Workers who speak little English or who have a strong accent are still protected by law. If you lose your job or suffer discrimination due to your ethnic origin or your knowledge of the language, you may be able to file a lawsuit against your employer. At GrupoMedLegal, our employment attorneys in New York City, New York will help you to achieve the justice and compensation you deserve.
Restrictions that are Legal
Depending on the circumstances, many positions require workers to be fluent in a determined language. If a worker must be fluent in a language to do a job, the employer is authorized to hire only workers who speak that language. For example, if a server has to talk to clients in English – the owner can require that the new employee speak English. In the same way, if a company works with clients in China, the employer can hire employees who can speak Chinese. However, if an employee can do the job without speaking the language, then the employer cannot discriminate against the worker based on language.
Restrictions that Are Not Legal
Rules that only permit workers to speak English are more complicated than those that require fluency in English. Many times, employers that try to discriminate against a determined group of workers can establish these standards so that the group he or she doesn’t like will be forced to leave. Rules that require employees to only speak English must be necessary, and must not target a specific group. For example, if workers are not permitted to speak Spanish, but are permitted to speak other languages, this type of rules would be discriminatory and illegal.
However, if many workers on a job only speak English, an English-only rule while on the job may be necessary to ensure that everyone can work together. But, if they rule affects more employees than necessary, it may be discriminatory. For example, if an employer owns a store and a warehouse, an English-only rule may be necessary for the front part of the store.

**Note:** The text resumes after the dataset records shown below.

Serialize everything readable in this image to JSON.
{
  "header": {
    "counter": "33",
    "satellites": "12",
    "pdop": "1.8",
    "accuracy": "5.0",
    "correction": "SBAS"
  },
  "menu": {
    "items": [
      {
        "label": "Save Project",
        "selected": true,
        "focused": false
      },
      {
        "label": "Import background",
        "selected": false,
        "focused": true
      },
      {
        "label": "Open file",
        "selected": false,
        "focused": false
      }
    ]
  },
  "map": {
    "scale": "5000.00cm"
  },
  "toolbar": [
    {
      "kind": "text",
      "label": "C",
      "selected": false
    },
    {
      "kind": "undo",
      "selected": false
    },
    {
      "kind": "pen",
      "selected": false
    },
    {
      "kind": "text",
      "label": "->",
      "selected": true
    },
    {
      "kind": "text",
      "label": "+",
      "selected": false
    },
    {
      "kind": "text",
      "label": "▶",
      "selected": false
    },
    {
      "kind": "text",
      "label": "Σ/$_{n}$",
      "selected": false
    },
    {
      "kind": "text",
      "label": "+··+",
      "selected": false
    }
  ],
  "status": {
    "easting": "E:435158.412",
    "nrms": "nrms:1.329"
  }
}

If the rule is not necessary for the warehouse workers to carry out their work, it may be discriminatory to apply the rule to all workers.
This Blog is made available by Grupo MedLegal for informational purposes only and does not provide legal or medical advice. The information provided on the Blog should not be used as a substitute for competent legal or medical advice from a licensed professional.